Show dog detects his owner’s cancer

Troy is one of the top purebred Doberman Pinschers in the U.S. — maybe even the world. In fact, he could be a top contender when he heads to the 138th annual Westminster Kennel Club Dog Show next week to compete for that coveted “Best in Show” title.

Troy (above) is ready for Westminster; scientists claim a dog can detect breast and lung cancer in humans by smelling their breath.

But Troy isn’t known just for his impeccable looks; the dapper Dobe is also a bona fide hero to his owners, Diane and Harry Papazian.

Three years ago, when Troy was just a 4-month-old puppy, he and Diane were cuddling at their Staten Island, New York home when Troy started to behave strangely, nuzzling and prodding Diane’s chest persistently. When Diane and Harry couldn’t get Troy to back off, Diane knew somehow that something was very wrong. That same day, after a quick self-examination, Diane discovered a lump in her breast. A visit to the doctor confirmed her fears and Troy’s diagnosis — Diane had breast cancer.

Diane’s treatment began immediately. After a double mastectomy and rounds of chemotherapy, Diane was declared cancer-free. Diane and her husband couldn’t be more grateful to Troy for using his nose to save Diane’s life.

Troy isn’t the first dog out there to sniff out his or her owner’s cancer. In March 2013, told you about Labrador Retriever and Medical Alert Dog with the U.K.-based organization Medical Detection Dogs, Daisy, who followed her nose and found her owner’s cancer. And back in 2009, Collie mix Max saved his owner’s life when he found a tumor in her breast.

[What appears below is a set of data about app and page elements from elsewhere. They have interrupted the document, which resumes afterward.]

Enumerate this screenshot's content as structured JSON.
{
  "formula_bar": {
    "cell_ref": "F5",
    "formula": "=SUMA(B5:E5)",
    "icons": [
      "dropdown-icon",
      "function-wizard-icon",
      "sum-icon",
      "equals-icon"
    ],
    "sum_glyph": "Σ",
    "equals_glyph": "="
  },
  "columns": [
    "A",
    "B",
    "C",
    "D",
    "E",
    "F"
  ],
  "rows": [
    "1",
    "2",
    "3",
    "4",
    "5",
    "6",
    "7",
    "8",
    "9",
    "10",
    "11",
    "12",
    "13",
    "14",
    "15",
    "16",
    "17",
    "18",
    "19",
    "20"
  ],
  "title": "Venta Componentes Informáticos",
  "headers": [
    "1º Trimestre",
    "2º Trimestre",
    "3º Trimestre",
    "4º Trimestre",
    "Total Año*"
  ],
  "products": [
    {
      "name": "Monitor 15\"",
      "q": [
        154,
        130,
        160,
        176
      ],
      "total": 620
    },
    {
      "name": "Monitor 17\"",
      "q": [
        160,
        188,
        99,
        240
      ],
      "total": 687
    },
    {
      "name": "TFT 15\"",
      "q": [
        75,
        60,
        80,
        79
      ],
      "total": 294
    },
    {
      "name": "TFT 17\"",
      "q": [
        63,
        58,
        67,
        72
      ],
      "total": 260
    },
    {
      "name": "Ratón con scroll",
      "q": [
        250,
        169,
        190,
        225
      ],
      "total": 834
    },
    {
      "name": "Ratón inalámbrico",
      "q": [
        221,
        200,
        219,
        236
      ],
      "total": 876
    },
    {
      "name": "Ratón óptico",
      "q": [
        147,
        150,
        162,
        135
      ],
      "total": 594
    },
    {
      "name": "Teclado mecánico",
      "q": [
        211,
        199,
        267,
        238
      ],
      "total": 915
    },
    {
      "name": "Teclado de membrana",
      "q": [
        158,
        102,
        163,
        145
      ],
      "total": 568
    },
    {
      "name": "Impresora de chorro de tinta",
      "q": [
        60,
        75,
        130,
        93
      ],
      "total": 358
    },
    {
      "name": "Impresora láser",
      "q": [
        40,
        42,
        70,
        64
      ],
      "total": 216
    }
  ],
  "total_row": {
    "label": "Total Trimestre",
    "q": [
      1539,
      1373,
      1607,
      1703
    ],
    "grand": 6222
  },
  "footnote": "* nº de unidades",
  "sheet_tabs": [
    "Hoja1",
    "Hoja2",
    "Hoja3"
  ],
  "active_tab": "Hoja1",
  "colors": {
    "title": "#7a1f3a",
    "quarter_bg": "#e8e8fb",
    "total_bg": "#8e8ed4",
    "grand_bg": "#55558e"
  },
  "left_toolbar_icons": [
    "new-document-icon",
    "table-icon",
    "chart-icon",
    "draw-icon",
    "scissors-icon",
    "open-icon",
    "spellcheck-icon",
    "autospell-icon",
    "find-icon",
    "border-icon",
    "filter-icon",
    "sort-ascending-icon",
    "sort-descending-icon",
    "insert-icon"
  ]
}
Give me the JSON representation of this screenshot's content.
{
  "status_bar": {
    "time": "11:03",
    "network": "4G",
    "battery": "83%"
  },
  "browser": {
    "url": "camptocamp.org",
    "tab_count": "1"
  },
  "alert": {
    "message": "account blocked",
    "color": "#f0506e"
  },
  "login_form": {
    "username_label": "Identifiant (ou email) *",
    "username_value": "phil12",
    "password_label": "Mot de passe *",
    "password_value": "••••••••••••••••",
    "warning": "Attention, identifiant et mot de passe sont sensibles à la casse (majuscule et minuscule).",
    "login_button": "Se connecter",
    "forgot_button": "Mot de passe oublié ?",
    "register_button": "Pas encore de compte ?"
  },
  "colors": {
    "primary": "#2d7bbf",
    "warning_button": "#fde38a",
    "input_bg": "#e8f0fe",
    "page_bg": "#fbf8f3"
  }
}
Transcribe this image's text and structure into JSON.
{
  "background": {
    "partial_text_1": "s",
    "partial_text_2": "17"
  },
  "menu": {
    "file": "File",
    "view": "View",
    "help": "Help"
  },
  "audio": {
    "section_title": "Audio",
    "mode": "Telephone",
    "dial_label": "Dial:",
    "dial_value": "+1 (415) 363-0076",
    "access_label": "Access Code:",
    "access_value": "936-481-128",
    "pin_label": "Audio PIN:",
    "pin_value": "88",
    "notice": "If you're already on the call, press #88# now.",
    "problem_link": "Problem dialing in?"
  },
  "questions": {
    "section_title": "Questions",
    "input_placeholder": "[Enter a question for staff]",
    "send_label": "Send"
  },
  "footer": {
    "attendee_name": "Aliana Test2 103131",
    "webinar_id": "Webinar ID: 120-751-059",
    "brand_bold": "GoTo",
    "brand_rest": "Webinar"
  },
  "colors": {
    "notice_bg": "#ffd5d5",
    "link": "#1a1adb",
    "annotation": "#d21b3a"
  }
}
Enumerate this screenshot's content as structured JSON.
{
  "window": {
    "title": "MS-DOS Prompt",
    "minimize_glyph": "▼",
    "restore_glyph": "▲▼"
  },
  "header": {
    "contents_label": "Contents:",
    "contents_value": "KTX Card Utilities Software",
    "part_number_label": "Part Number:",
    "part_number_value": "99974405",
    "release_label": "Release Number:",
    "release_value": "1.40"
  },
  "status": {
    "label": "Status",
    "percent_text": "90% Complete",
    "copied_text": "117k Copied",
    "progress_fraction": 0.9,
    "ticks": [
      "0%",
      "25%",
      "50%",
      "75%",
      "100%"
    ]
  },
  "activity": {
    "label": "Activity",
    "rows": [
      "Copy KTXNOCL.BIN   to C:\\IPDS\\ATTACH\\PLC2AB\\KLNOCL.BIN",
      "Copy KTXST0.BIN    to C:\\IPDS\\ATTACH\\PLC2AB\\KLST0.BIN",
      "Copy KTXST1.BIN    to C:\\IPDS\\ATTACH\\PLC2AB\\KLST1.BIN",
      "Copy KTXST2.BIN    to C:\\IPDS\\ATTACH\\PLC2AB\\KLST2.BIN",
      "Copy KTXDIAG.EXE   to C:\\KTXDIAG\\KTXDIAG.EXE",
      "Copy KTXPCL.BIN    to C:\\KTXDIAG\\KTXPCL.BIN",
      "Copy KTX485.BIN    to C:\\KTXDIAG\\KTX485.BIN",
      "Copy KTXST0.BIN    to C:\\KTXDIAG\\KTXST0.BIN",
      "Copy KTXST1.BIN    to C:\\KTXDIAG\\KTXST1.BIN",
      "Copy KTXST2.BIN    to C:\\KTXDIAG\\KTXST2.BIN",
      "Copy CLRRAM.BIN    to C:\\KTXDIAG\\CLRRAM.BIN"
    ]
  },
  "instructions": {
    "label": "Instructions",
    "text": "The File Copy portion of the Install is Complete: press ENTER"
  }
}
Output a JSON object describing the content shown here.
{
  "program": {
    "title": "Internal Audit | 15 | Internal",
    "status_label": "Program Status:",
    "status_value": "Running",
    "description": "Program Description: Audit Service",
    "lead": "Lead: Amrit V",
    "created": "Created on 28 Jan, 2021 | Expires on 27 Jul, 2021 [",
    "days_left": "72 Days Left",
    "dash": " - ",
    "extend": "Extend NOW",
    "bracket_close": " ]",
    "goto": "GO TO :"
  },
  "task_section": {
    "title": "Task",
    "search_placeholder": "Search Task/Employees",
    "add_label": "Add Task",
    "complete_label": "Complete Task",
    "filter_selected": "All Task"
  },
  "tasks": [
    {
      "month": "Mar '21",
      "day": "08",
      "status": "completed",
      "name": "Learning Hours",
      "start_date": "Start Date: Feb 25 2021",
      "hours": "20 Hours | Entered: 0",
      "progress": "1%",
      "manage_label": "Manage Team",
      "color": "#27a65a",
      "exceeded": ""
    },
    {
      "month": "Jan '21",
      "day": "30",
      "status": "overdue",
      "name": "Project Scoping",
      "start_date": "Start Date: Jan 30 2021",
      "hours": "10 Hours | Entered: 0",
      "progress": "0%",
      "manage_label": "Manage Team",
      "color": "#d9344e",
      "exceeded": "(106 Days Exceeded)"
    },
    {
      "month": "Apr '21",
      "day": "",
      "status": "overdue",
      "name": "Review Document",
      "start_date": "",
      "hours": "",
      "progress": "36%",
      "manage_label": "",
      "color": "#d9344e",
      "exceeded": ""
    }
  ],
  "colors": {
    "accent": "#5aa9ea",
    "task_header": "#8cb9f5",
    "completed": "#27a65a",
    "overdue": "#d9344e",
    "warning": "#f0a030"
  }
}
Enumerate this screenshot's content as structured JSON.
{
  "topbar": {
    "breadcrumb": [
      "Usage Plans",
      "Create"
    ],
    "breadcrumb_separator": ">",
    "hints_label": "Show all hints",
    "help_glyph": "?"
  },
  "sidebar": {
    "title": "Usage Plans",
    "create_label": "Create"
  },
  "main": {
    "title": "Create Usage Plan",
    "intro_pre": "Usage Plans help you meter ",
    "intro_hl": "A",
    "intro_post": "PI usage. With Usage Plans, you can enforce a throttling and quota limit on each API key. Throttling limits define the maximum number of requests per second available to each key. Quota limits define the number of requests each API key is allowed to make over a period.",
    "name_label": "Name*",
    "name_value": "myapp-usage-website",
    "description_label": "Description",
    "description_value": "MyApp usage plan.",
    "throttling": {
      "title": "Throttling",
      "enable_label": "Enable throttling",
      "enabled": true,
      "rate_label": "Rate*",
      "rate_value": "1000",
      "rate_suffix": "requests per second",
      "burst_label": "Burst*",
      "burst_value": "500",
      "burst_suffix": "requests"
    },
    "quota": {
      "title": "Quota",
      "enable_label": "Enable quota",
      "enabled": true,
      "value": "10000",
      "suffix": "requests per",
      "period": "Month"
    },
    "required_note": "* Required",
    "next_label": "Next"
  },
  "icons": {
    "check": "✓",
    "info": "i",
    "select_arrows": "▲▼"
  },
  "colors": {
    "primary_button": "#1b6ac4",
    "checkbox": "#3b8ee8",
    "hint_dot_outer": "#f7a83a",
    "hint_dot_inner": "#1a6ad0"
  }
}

It turns out that dogs are pretty good at detecting cancer. Scientists claim dogs can smell breast and lung cancer just by smelling a person’s breath. And at facilities like the Penn Vet Working Dog Center in West Philadelphia, experts like Dr. Cindy Otto and her staff train dogs to better hone their cancer-sniffing skills. The Center’s cancer detection dogs work in a laboratory there screening a variety of samples for ovarian cancer. Dr. Otto hopes that by working with these dogs, a new and inexpensive way to screen for ovarian cancer will save women’s lives.

“Our goal is not to have the dog smelling the hundreds of samples, because that would be very expensive and we wouldn’t be able to do the number of samples,” Dr. Otto tells Newsworks. “Our goal is to have the dogs help to design a very efficient and very sensitive laboratory-based test with machines running it.”

Meanwhile, back in New York, Troy and his family are gearing up for next week’s competition. But regardless of what happens at Westminster, Diane and Harry say they couldn’t be prouder that Troy is a part of their family.

“Who knows what our lives would have been like if we didn’t have him,” Harry tells the New York Daily News of Troy. “It could have been disastrous. We are just very thankful for having him in our lives.”

For the chance to catch hero dog Troy circle the competition ring at this year’s Westminster Kennel Club Dog Show, tune in to CNBC Monday, February 10 from 8 to 11 p.m. ET and to USA Tuesday, February 11 from 8 to 11 p.m. ET.

Sources: New York Daily News, Newsworks